|75mm Leichtgeschütz 40|
The most unusual exception to the Conditional ROF rule is the Mortier de 7.6cm Allemand, or M76A for short. At the end of the Great War, the Belgians captured so many of these Minenwerfer—including heaps of ammunition for this bomb thrower—that two decades later they still had a surplus. The M76A is not notable for being exempt from C2.5 due to it being a medium mortar. Rather it is notable for being subject to these restrictions when limbered. This stems from the fact that the weapon was capable of Direct Fire: fire that requires a Line of Sight (LOS) from firer to the target (and that does not use Indirect Fire). However, Direct Fire is only permitted when the weapon is limbered. Indirect Fire (C.1), meanwhile, is only allowed when the weapon is unlimbered. The Gun classification on the counter changes to reflect this. On the unlimbered side it is a mortar (MTR); on the limbered side it is an infantry gun (INF).
East Side Gamers published a scenario in 2005 that has a M76A in the Belgian OB. A Scenario Special Rule (SSR) in ESG4 “The Clog” allows the weapon to set up limbered at start. Doing so permits Direct Fire, but also invokes Conditional ROF. Fire at will!
Bill Sisler died last year. I do not claim to have known him. What little I did know of him, I gleaned from our brief interaction when Mark Nixon introduced him to me at an ASL Oktoberfest. Bill was an unassuming ambassador of the game. He struck me as inquisitive, genuine, and welcoming. He was also a prolific scenario designer, with more than 50 to his credit. And so I would like to close with an example from another scenario that Bill Sisler built, one that I have yet to play.
|WO19 Japanese OB|
I cannot say when I will post again. I have been busy of late designing rather than playing scenarios. I would love to be able to come up with something as enduring as Bill Sisler’s “Le Hérisson,” of Croix de Guerre fame. Not likely. But one has to start somewhere. In the meantime, I leave you with a Coles Notes of Conditional ROF. Roll rate!
|C2.5 Conditional ROF - Pawn Shop Talk|
1. An argument could be made that, like the 85mm obr. 44 (Russian Ordnance Note 17), the 100mm obr. 44 should be classified as an artillery (ART) Gun. Tellingly, the smaller calibre piece is a Quick Set-Up (QSU) Gun (C10.23), while the D-10 must be limbered before it can be pushed, towed, or hooked up (C10.2).
2. Opportunity Fire is an alternative. On the plus side, it allows for the possibility of Multiple ROF and Intensive Fire during the AFPh. The down side is that the Case A DRM and Conditional ROF would apply, because the Gun “cannot change its CA until actually resolving its To Hit attempt during the AFPh” (A7.25).
Special thanks to Juan, Ken, Thierry, and Tom.
An interesting, educational and enjoyable article; thank you Chris.
Your comment just came through today (2 January).
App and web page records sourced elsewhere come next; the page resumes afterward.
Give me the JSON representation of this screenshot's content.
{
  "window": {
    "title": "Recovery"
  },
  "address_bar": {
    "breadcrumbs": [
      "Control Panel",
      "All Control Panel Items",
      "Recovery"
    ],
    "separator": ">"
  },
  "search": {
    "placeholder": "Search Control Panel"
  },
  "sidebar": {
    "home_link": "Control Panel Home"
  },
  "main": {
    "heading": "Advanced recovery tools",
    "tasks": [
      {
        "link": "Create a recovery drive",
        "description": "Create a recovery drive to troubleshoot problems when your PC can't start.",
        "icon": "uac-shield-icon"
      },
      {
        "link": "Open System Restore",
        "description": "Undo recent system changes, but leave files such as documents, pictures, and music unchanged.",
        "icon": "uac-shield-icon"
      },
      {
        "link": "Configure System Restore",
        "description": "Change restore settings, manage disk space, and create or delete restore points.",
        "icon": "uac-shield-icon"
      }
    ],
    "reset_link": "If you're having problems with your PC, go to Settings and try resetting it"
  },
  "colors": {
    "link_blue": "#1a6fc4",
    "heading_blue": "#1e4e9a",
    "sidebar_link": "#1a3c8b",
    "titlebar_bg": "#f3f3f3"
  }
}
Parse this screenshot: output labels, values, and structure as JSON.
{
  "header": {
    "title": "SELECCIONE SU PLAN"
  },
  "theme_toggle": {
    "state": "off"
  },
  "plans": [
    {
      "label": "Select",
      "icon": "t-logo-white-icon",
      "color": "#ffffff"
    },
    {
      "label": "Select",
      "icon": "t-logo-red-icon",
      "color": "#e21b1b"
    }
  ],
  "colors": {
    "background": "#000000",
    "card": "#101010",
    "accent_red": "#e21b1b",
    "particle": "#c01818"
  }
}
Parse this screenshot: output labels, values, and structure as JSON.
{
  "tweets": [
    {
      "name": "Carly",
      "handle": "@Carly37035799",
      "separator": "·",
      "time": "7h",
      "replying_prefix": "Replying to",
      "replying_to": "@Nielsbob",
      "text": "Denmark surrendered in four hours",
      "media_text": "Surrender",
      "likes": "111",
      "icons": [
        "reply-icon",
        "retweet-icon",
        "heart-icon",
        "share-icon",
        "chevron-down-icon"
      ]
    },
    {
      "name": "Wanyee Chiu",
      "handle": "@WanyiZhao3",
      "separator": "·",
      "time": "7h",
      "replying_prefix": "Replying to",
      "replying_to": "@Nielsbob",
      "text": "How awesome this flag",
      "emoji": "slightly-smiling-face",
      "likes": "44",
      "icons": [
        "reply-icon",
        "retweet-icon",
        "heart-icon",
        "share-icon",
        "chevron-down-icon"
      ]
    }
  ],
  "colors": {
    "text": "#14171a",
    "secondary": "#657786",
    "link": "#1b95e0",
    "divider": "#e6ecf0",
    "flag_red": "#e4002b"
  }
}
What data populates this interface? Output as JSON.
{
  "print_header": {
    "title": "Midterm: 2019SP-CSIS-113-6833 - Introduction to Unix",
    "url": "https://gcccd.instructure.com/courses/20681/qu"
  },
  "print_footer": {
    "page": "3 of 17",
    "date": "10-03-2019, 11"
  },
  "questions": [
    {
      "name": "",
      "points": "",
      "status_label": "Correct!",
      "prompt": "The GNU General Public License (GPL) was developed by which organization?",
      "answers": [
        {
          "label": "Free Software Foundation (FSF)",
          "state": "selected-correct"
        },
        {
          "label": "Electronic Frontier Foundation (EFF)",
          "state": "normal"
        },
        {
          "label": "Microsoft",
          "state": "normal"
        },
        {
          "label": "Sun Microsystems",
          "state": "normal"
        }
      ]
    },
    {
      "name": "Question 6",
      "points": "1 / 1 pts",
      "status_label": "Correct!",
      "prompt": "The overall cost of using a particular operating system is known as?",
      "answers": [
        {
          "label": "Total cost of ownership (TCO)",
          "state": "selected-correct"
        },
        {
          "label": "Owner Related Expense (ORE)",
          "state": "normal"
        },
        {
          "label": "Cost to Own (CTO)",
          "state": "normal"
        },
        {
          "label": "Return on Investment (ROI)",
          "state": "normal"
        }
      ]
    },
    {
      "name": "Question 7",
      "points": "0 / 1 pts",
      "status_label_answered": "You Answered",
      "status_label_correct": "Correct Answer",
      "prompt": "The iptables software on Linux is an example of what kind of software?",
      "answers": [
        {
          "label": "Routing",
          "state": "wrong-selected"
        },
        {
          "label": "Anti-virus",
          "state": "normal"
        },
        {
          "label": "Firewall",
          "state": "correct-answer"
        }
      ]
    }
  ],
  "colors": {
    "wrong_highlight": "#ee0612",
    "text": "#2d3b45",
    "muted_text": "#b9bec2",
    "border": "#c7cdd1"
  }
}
I enjoyed researching the material for this post. I'm sure I've missed some historical (and ASL) subtleties. My research nevertheless uncovered a number of things with respect to certain Guns that would never have occurred to me otherwise.
Good gunning in 2023!
Post a Comment